The creation of industrial parks, like this one at Bole Lemi, is part of the Ethiopian governments vision to transform the country into a world-leading apparel and textile hub

The creation of industrial parks, like this one at Bole Lemi, is part of the Ethiopian government's vision to transform the country into a world-leading apparel and textile hub

Chinese industrialists from Kunshan city, a major clothing manufacturing centre in southeastern Jiangsu province, are eyeing potential investments in Ethiopia's Dire Dawa Industrial Park, China's ambassador to Ethiopia has told just-style.

Tan Jian says a delegation from Kunshan city, led by its mayor Du Xiaogang, visited Ethiopia last month to probe investment and manufacturing opportunities at the hub, which is still under construction.
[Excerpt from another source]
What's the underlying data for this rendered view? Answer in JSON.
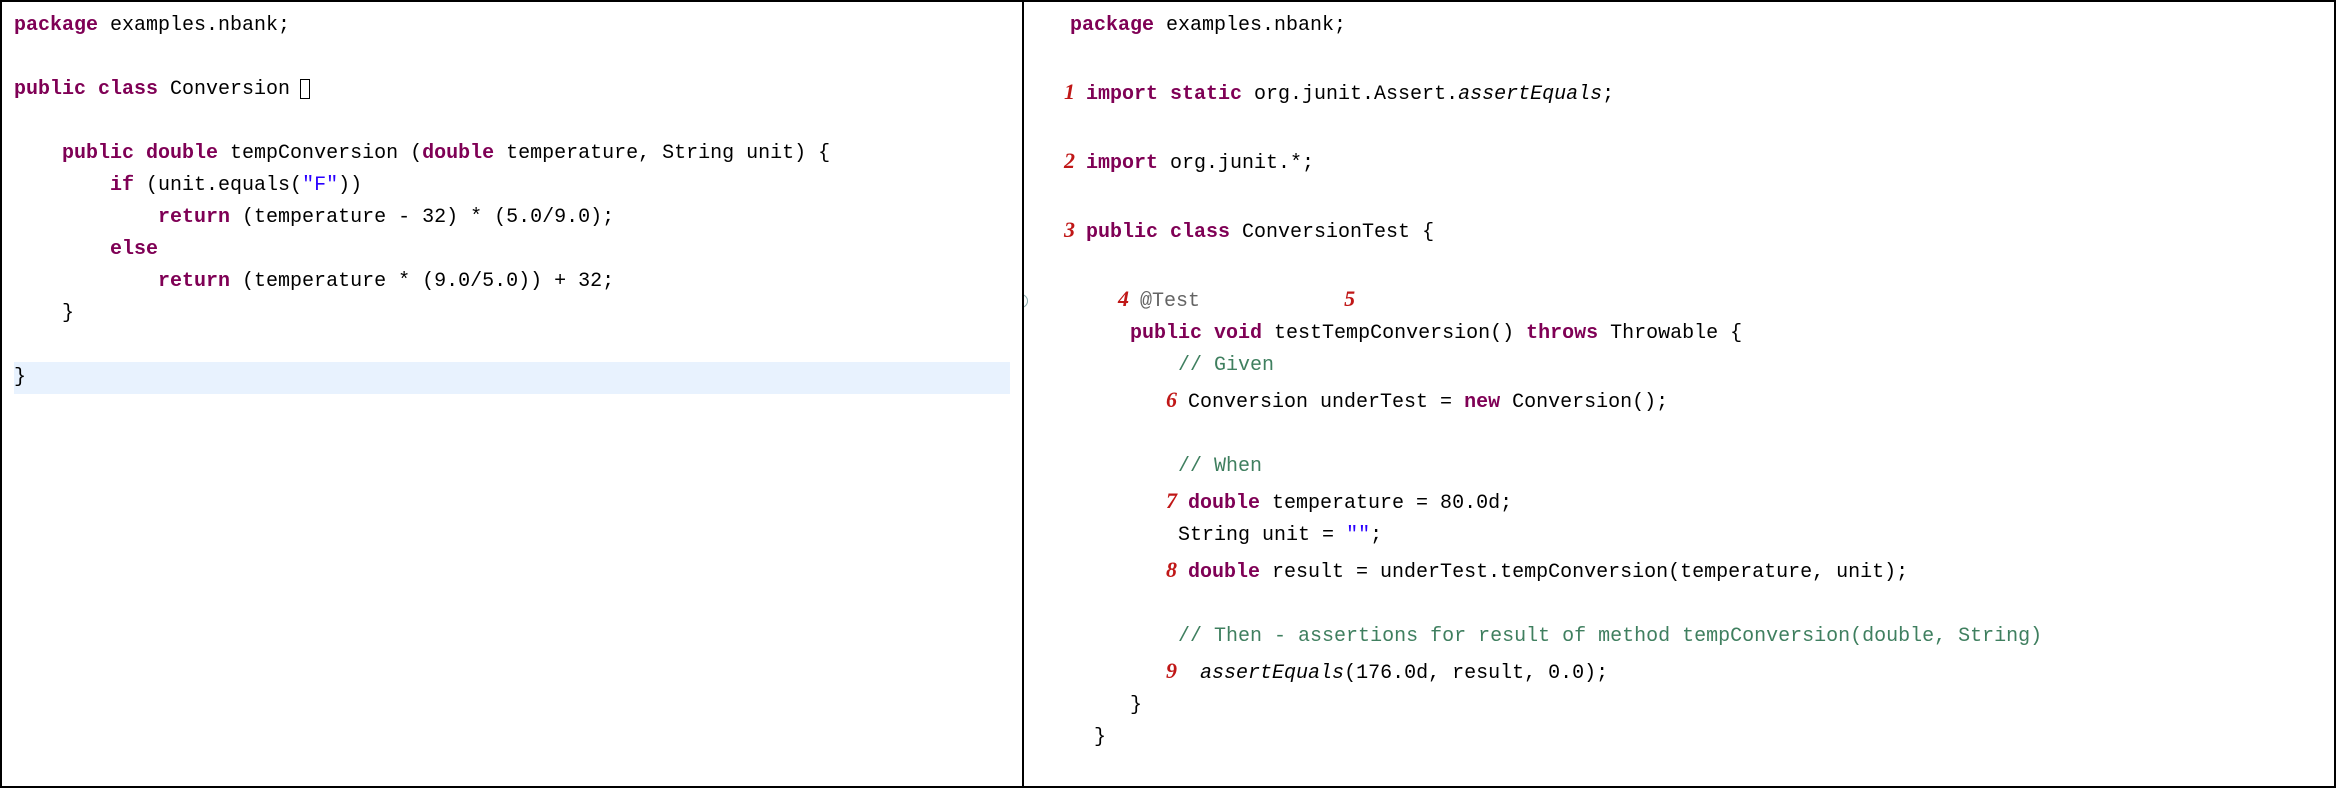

However, he says there are some issues to be resolved like electricity supply, water supply and land acquisition, before Kunshan investors can invest in Dire Dawa.

The industrial park is in eastern Ethiopia, around 100km from its border with Djibouti – a major port for landlocked Ethiopia – and autonomous Somaliland.

"Many Kunshan businesspeople, especially those involved in the textile and electronics sector want to invest in Ethiopia, primarily to use Ethiopia's cheaper, abundant labour force and relative ease to acquire land for investment, especially in Dire Dawa which is close to Djibouti port," the ambassador explains.

But Tan declined to confirm the US$500m investment that some Ethiopian media publications claim Kunshan executives are considering sinking into Dire Dawa. He was also cautious about confirming when initial investment from Kunshan industrialists in the project might be realised.

Speaking to just-style, Hana Arayaselassie, deputy commissioner of the Ethiopian Investment Commission, says the Ethiopian government hopes businesses from Kunshan can invest in two square kilometres of land within the Dire Dawa Industrial Park. He adds officials are working to resolve any outstanding challenges impeding this investment.

Arayaselassie says a Kunshan investment plan involved "mainly Chinese textile firms [being] expected to invest…" in this plot.

She also provided no timeline for the investment and also could not confirm that US$500m was in the offing.

Meanwhile, construction of the Dire Dawa Industrial Park by the China Civil Engineering Construction Corporation (CCECC) continues, and its launch as a functional manufacturing hub is expected within the next few weeks, according to an Ethiopian government official. 

The US$158m park is also expected to host heavy industry, vehicle assembly, food processing, electronics and chemicals, as well as textile and apparel manufacturing and, when operational, will create direct and indirect job opportunities for close to 40,000 Ethiopians.

Government vision

Dire Dawa Industrial Park in eastern Ethiopia is part of the government's vision to transform the country into a world-leading apparel and textile hub.

Through its five-year 'Growth and Transformation Plan' (GTP-II), which runs to 2020, Ethiopia plans to construct 15 industrial parks with a budget of more than US$1bn. And in recent years, more than 70 garment manufacturers from Bangladesh, China, India and Sri Lanka have begun setting up factories in Ethiopia to produce garments for Western brands.

These investors are drawn to Ethiopia by a range of factors, including base wages as low as $26 per month – the lowest wage in the global garment sector – a large and young workforce, relatively low levels of corruption, and a potential, but as yet undelivered, supply of locally grown African cotton

However, a recent report by the NYU Stern Center for Business and Human Rights found that worker turnover and unrest is undermining Ethiopia sourcing, and that the country's efforts to attract international investment in clothing manufacturing is failing the Ethiopians who work in factories making apparel for some of the world's biggest brands.

Its findings are based on interviews with workers at several factories at the flagship Hawassa Industrial Park located 140 miles south of the Ethiopian capital of Addis Ababa. The park currently has some 25,000 employees and is supposed to grow to 60,000. Factories here produce for brands and retailers including Levi Strauss, Guess, PVH, H&M and Hanesbrands.

The report's authors subsequently shared their advice on just-style on How to support a virtuous sourcing circle in Ethiopia.

The International Labour Organization (ILO) last month launched a programme to promote decent work and inclusive industrialisation in Ethiopia – with an initial focus on the garment and textile industries. And a new EU-funded project aims to help some 21,000 cotton farmers, rural workers and garment workers in Ethiopia.